The APRU Biodiversity Genomics Program and Network was launched with an inaugural symposium on November 30. The event brought together leading genomics experts from the region to discuss progress in this area, the challenges they face, and how collective action can advance biodiversity genomics. While ‘10–15 million eukaryotic species and perhaps trillions of bacterial and archaeal species adorn the Tree of Life, ∼2.3 million are actually known, and of those, fewer than 15,000, mostly microbes, have completed or partially sequenced genomes’ (1)
“We are all very aware of threats to the world’s biodiversity so APRU has developed this symposium in biodiversity genomics to share best practices and discuss challenges. We are doing this in partnership with the University of Sydney, The Chinese University of Hong Kong and UC Davis to share best practices and discuss challenges in biodiversity genomics, which we hope will lead to the development of a region wide program supporting important capacity building activities,” APRU Secretary General Christopher Tremewan said, emphasizing the importance the program will have in addressing the biodiversity challenges of the region.
Nathan Lo, Professor of Evolutionary Biology at the University of Sydney, together with Jerome Hui, Associate Professor at The Chinese University of Hong Kong’s School of Life Sciences, led on the development of the Symposium and moderated the event.
Harris Lewin, Professor of Evolution and Ecology at the University of California, Davis, gave the keynote address on the Earth BioGenome Project, an initiative that aims to sequence and catalog the genomes of all of Earth’s currently described eukaryotic species over a period of ten years.
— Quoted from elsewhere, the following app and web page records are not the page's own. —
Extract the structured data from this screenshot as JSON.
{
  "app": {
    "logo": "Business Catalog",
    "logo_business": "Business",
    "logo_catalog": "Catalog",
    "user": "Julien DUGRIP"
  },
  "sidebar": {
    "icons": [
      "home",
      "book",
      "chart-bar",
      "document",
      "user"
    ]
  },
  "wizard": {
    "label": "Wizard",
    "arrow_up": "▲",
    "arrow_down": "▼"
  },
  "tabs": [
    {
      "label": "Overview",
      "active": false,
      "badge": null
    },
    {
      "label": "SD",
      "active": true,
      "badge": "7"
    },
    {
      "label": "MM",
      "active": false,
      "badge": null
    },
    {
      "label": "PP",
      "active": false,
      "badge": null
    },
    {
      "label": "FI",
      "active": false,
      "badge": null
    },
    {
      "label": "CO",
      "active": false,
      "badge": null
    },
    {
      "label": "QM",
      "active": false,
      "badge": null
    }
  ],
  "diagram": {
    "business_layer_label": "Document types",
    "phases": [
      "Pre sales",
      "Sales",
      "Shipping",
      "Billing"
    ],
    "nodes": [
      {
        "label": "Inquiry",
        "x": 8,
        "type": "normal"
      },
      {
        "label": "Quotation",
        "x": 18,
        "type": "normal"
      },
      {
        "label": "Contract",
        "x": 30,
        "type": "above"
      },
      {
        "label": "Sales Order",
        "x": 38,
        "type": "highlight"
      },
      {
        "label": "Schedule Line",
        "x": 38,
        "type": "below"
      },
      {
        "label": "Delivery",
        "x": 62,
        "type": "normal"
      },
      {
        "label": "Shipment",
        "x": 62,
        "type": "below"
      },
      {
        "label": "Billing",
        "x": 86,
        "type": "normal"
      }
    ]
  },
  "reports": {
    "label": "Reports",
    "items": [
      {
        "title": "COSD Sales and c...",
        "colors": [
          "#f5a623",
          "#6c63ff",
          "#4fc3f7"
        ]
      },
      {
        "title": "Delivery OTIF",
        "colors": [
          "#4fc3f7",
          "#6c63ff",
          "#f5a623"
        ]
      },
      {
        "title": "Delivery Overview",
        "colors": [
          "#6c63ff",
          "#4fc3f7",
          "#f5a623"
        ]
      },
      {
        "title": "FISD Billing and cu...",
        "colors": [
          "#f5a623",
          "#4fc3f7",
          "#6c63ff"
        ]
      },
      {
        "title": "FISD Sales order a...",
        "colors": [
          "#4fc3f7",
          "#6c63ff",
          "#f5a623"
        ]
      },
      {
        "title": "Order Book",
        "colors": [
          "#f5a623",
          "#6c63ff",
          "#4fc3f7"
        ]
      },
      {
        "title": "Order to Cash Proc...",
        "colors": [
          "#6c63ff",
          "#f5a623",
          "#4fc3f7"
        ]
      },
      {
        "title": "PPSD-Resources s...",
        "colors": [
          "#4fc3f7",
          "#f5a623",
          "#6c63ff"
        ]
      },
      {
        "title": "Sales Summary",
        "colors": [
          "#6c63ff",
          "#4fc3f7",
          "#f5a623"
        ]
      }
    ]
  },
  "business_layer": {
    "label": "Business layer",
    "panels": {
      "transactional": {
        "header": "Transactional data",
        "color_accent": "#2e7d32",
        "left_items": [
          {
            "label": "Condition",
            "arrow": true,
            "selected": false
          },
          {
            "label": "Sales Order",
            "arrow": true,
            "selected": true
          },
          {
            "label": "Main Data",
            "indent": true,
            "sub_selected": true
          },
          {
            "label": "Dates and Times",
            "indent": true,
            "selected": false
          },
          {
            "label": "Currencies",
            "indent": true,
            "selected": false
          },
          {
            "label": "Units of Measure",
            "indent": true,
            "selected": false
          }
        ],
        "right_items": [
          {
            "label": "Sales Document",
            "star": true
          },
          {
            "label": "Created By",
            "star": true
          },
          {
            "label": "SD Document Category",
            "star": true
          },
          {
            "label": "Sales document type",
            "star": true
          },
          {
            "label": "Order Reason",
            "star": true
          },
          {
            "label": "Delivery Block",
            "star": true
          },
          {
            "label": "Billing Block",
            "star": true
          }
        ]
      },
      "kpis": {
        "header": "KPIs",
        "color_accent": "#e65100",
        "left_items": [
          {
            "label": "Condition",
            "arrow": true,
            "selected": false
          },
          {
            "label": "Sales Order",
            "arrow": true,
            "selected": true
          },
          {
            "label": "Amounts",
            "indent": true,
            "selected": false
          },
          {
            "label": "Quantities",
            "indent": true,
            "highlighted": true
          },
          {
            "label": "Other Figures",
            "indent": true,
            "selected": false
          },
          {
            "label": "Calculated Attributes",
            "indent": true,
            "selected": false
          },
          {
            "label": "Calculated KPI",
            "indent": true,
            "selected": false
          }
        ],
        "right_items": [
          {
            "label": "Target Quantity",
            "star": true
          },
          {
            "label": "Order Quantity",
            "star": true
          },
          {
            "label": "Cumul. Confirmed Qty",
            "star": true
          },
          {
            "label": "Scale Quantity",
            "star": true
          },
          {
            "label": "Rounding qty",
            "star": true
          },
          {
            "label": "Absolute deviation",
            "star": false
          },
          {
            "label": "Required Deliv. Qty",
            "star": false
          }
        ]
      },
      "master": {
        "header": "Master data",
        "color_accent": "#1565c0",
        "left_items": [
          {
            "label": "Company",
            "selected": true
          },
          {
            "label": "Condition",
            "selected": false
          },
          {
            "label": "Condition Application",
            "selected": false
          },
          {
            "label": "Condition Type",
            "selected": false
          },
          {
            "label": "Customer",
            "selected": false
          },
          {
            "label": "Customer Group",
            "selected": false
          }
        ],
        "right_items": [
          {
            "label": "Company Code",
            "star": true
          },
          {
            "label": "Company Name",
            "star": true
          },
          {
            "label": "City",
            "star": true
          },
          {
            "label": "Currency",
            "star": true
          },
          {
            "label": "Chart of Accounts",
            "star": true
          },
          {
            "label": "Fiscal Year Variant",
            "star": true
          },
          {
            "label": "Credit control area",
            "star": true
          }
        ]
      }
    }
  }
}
Lewin warned that eukaryotic life is under threat from pollution, over-exploitation, invasive species and, even more alarmingly, climate change.
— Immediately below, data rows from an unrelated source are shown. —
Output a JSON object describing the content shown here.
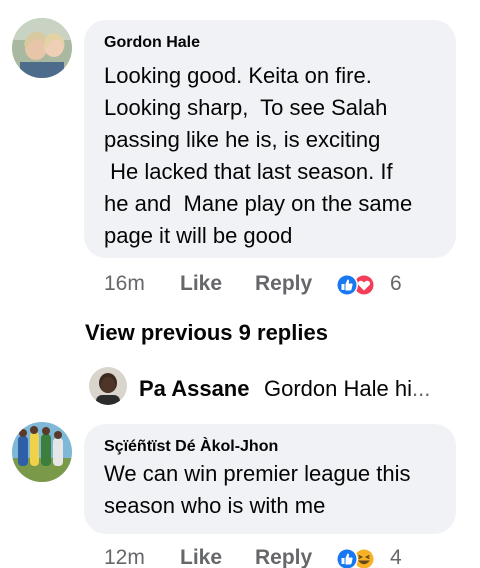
{
  "comments": [
    {
      "author": "Gordon Hale",
      "lines": [
        "Looking good. Keita on fire.",
        "Looking sharp,  To see Salah",
        "passing like he is, is exciting",
        " He lacked that last season. If",
        "he and  Mane play on the same",
        "page it will be good"
      ],
      "time": "16m",
      "like": "Like",
      "reply": "Reply",
      "reaction_count": "6",
      "reactions": [
        "like-icon",
        "love-icon"
      ]
    },
    {
      "author": "Sçïéñtïst Dé Àkol-Jhon",
      "lines": [
        "We can win premier league this",
        "season who is with me"
      ],
      "time": "12m",
      "like": "Like",
      "reply": "Reply",
      "reaction_count": "4",
      "reactions": [
        "like-icon",
        "haha-icon"
      ]
    }
  ],
  "view_previous": "View previous 9 replies",
  "reply_preview": {
    "author": "Pa Assane",
    "text": "Gordon Hale hi",
    "ellipsis": "..."
  },
  "colors": {
    "bubble": "#f0f2f5",
    "meta": "#65676b",
    "like_blue": "#1877f2",
    "love_red": "#f33e58",
    "haha_yellow": "#f7b125"
  }
}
Andrew Jackson Crawford, Associate Professor at the Department of Biological Sciences of the Universidad de los Andes, presented on challenges and solutions for biodiversity genomics in Colombia. Dr. Carolyn Hogg, Senior Research Manager for the Australasian Wildlife Genomics Group in the Faculty of Science of The University of Sydney, explained how genomics could be used to reduce the rate of species extinction in Australia. The other speakers were Dr. Herawati Sudoyo, Deputy Director of the Eijkman Institute for Molecular Biology in Jakarta; Balaji Chattopadhyay, Assistant Professor at the Trivedi School of Biosciences at Ashoka University; Subha Bhassu, Professor of Animal Genetics and Evolutionary Biology at the University of Malaya’s Institute of Biological Sciences; Hayde Galvez, Assistant Professor and Researcher at the University of the Philippines Los Banos; and program co-leader Jerome Hui.
Following the presentations, Kathy Belov, Pro-Vice Chancellor (Global Engagement) and Professor of Comparative Genomics at the University of Sydney, explained the APRU Biodiversity Genomics Program and Network’s future agenda, encouraging anyone interested to join the group to approach the organizers.
“Over the coming months we will hold a series of workshops with the aim of building a new APRU strategic project focused on Biodiversity. This platform will give biodiversity researchers around the Pacific Rim an opportunity to join together to tackle biodiversity decline in our region using the latest advances in science. Working together we can influence policy and tackle one of the greatest challenges facing our region – the loss of our iconic native species,” Belov said.
Find out more details about the symposium here.
(1) Earth BioGenome Project: Sequencing life for the future of life